Aim of the task: Having read the records, set them all down exactly as they appear.

Data provided:
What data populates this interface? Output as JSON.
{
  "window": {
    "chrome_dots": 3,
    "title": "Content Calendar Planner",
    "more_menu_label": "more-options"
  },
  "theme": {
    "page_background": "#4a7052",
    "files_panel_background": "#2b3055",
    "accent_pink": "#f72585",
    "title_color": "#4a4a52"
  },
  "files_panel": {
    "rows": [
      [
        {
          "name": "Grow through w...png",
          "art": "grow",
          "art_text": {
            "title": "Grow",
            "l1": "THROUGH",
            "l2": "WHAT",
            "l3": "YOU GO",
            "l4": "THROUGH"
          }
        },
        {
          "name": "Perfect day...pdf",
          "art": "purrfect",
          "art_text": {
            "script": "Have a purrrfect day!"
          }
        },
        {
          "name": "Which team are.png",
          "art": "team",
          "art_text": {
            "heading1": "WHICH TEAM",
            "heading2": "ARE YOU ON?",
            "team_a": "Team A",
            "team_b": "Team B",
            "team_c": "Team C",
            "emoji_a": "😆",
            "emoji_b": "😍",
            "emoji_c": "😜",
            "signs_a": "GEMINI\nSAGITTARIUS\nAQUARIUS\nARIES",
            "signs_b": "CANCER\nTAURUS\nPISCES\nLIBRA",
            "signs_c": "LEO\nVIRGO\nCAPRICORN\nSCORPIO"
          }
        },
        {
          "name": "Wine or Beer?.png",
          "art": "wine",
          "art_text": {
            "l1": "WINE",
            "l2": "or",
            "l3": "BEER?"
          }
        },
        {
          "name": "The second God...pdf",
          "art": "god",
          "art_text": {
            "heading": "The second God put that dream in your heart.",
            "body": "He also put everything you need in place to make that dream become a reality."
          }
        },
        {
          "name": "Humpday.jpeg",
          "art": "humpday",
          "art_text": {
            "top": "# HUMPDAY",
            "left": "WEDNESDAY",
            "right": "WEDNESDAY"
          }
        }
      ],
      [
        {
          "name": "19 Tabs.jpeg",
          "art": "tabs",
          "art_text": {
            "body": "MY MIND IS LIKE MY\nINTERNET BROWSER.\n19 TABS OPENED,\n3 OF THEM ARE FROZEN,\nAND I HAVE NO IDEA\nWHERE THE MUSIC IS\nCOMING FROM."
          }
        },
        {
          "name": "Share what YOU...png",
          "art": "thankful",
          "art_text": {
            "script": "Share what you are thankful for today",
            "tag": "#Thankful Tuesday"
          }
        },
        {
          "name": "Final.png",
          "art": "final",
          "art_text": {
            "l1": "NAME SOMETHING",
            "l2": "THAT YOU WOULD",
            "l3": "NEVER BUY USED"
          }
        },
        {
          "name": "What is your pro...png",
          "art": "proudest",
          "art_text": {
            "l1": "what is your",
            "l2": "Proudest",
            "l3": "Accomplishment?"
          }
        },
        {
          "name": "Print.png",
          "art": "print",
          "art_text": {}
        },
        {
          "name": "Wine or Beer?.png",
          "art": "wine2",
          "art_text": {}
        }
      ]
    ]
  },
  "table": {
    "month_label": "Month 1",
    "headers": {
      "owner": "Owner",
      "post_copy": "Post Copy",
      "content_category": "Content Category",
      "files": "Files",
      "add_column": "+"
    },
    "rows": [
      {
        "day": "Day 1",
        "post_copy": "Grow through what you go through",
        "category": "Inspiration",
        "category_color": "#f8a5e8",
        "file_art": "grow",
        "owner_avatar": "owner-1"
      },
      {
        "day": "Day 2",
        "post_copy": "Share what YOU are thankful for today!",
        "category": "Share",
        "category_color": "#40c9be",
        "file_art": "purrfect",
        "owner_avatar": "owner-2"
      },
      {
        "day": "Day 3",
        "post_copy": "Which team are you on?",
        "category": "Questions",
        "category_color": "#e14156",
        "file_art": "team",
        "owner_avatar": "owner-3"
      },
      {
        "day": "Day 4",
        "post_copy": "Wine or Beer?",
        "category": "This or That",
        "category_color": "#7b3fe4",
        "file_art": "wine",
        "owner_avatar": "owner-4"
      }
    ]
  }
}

The answer:
What data populates this interface? Output as JSON.
{
  "window": {
    "chrome_dots": 3,
    "title": "Content Calendar Planner",
    "more_menu_label": "more-options"
  },
  "theme": {
    "page_background": "#4a7052",
    "files_panel_background": "#2b3055",
    "accent_pink": "#f72585",
    "title_color": "#4a4a52"
  },
  "files_panel": {
    "rows": [
      [
        {
          "name": "Grow through w...png",
          "art": "grow",
          "art_text": {
            "title": "Grow",
            "l1": "THROUGH",
            "l2": "WHAT",
            "l3": "YOU GO",
            "l4": "THROUGH"
          }
        },
        {
          "name": "Perfect day...pdf",
          "art": "purrfect",
          "art_text": {
            "script": "Have a purrrfect day!"
          }
        },
        {
          "name": "Which team are.png",
          "art": "team",
          "art_text": {
            "heading1": "WHICH TEAM",
            "heading2": "ARE YOU ON?",
            "team_a": "Team A",
            "team_b": "Team B",
            "team_c": "Team C",
            "emoji_a": "😆",
            "emoji_b": "😍",
            "emoji_c": "😜",
            "signs_a": "GEMINI\nSAGITTARIUS\nAQUARIUS\nARIES",
            "signs_b": "CANCER\nTAURUS\nPISCES\nLIBRA",
            "signs_c": "LEO\nVIRGO\nCAPRICORN\nSCORPIO"
          }
        },
        {
          "name": "Wine or Beer?.png",
          "art": "wine",
          "art_text": {
            "l1": "WINE",
            "l2": "or",
            "l3": "BEER?"
          }
        },
        {
          "name": "The second God...pdf",
          "art": "god",
          "art_text": {
            "heading": "The second God put that dream in your heart.",
            "body": "He also put everything you need in place to make that dream become a reality."
          }
        },
        {
          "name": "Humpday.jpeg",
          "art": "humpday",
          "art_text": {
            "top": "# HUMPDAY",
            "left": "WEDNESDAY",
            "right": "WEDNESDAY"
          }
        }
      ],
      [
        {
          "name": "19 Tabs.jpeg",
          "art": "tabs",
          "art_text": {
            "body": "MY MIND IS LIKE MY\nINTERNET BROWSER.\n19 TABS OPENED,\n3 OF THEM ARE FROZEN,\nAND I HAVE NO IDEA\nWHERE THE MUSIC IS\nCOMING FROM."
          }
        },
        {
          "name": "Share what YOU...png",
          "art": "thankful",
          "art_text": {
            "script": "Share what you are thankful for today",
            "tag": "#Thankful Tuesday"
          }
        },
        {
          "name": "Final.png",
          "art": "final",
          "art_text": {
            "l1": "NAME SOMETHING",
            "l2": "THAT YOU WOULD",
            "l3": "NEVER BUY USED"
          }
        },
        {
          "name": "What is your pro...png",
          "art": "proudest",
          "art_text": {
            "l1": "what is your",
            "l2": "Proudest",
            "l3": "Accomplishment?"
          }
        },
        {
          "name": "Print.png",
          "art": "print",
          "art_text": {}
        },
        {
          "name": "Wine or Beer?.png",
          "art": "wine2",
          "art_text": {}
        }
      ]
    ]
  },
  "table": {
    "month_label": "Month 1",
    "headers": {
      "owner": "Owner",
      "post_copy": "Post Copy",
      "content_category": "Content Category",
      "files": "Files",
      "add_column": "+"
    },
    "rows": [
      {
        "day": "Day 1",
        "post_copy": "Grow through what you go through",
        "category": "Inspiration",
        "category_color": "#f8a5e8",
        "file_art": "grow",
        "owner_avatar": "owner-1"
      },
      {
        "day": "Day 2",
        "post_copy": "Share what YOU are thankful for today!",
        "category": "Share",
        "category_color": "#40c9be",
        "file_art": "purrfect",
        "owner_avatar": "owner-2"
      },
      {
        "day": "Day 3",
        "post_copy": "Which team are you on?",
        "category": "Questions",
        "category_color": "#e14156",
        "file_art": "team",
        "owner_avatar": "owner-3"
      },
      {
        "day": "Day 4",
        "post_copy": "Wine or Beer?",
        "category": "This or That",
        "category_color": "#7b3fe4",
        "file_art": "wine",
        "owner_avatar": "owner-4"
      }
    ]
  }
}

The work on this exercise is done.